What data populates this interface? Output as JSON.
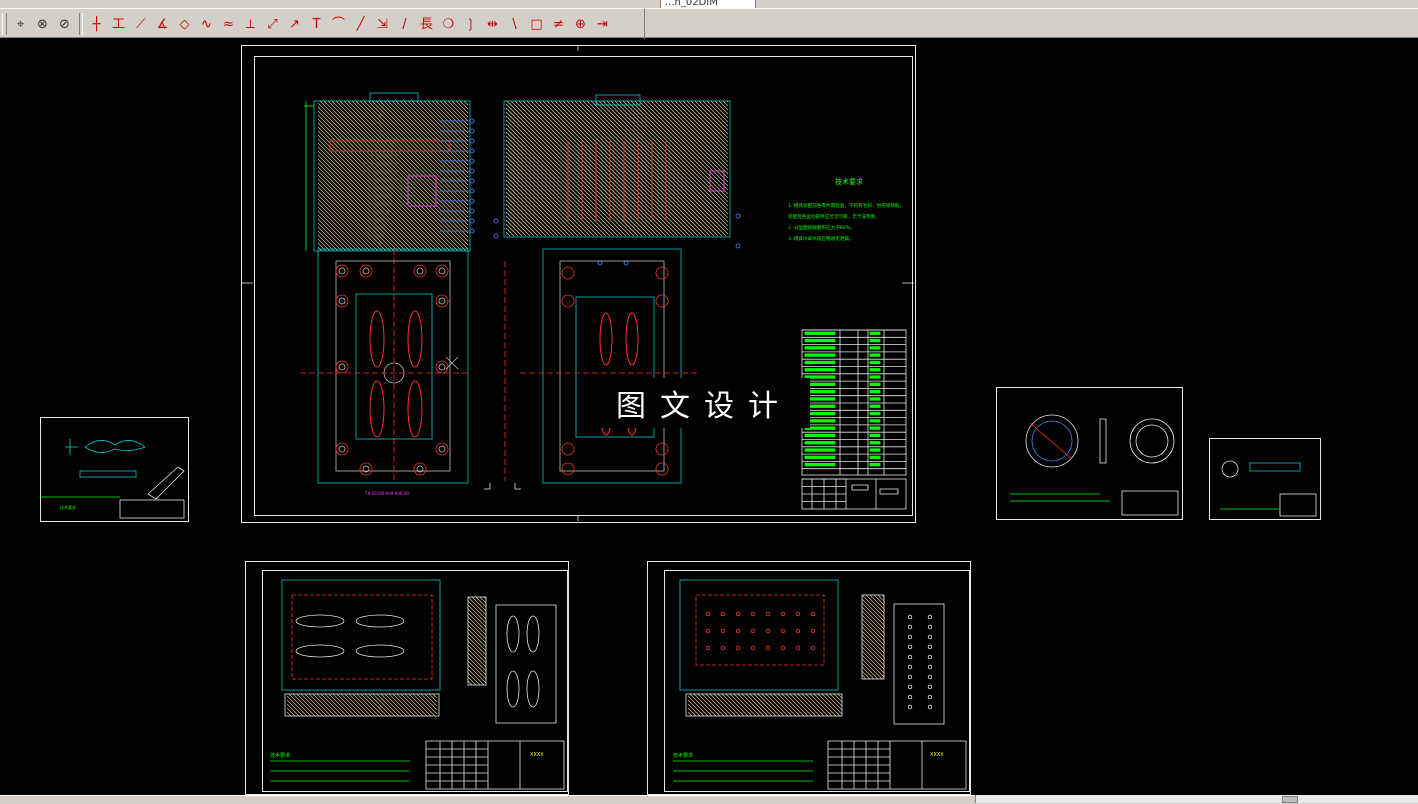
{
  "app": {
    "tab_label": "...n_02DIM"
  },
  "toolbar_icons": [
    "snap-icon",
    "osnap-icon",
    "measure-icon",
    "line-icon",
    "horizontal-dim-icon",
    "aligned-dim-icon",
    "angular-dim-icon",
    "hatch-icon",
    "curve-icon",
    "offset-icon",
    "break-icon",
    "mirror-icon",
    "leader-icon",
    "text-icon",
    "arc-dim-icon",
    "slash-icon",
    "stretch-icon",
    "redline-icon",
    "length-icon",
    "balloon-icon",
    "curve-paren-icon",
    "dim-break-icon",
    "trim-icon",
    "rect-icon",
    "parallel-icon",
    "center-icon",
    "extend-icon"
  ],
  "colors": {
    "background": "#000000",
    "frame": "#e8e8e8",
    "geometry_cyan": "#00c8c8",
    "geometry_green": "#00ff00",
    "geometry_red": "#ff3030",
    "geometry_yellow": "#ffff00",
    "geometry_magenta": "#ff40ff",
    "geometry_blue": "#5080ff",
    "hatch": "#d4c490"
  },
  "watermark": "图文设计",
  "main_sheet": {
    "tech_title": "技术要求",
    "tech_lines": [
      "1. 模具装配前各零件需检查，不得有毛刺、划伤等缺陷。",
      "装配后各运动部件应灵活可靠，无卡滞现象。",
      "2. 分型面接触面积应大于80%。",
      "3. 模具冷却水道应畅通无泄漏。"
    ],
    "bottom_caption": "TX-20200-A09-000-00"
  },
  "small_sheet_left": {
    "note": "技术要求"
  },
  "bottom_left_sheet": {
    "notes_title": "技术要求",
    "title_code": "XXXX"
  },
  "bottom_right_sheet": {
    "notes_title": "技术要求",
    "title_code": "XXXX"
  }
}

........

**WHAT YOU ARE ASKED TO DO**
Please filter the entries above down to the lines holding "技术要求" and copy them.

**TASK RESPONSE**
    "tech_title": "技术要求",
    "note": "技术要求"
    "notes_title": "技术要求",
    "notes_title": "技术要求",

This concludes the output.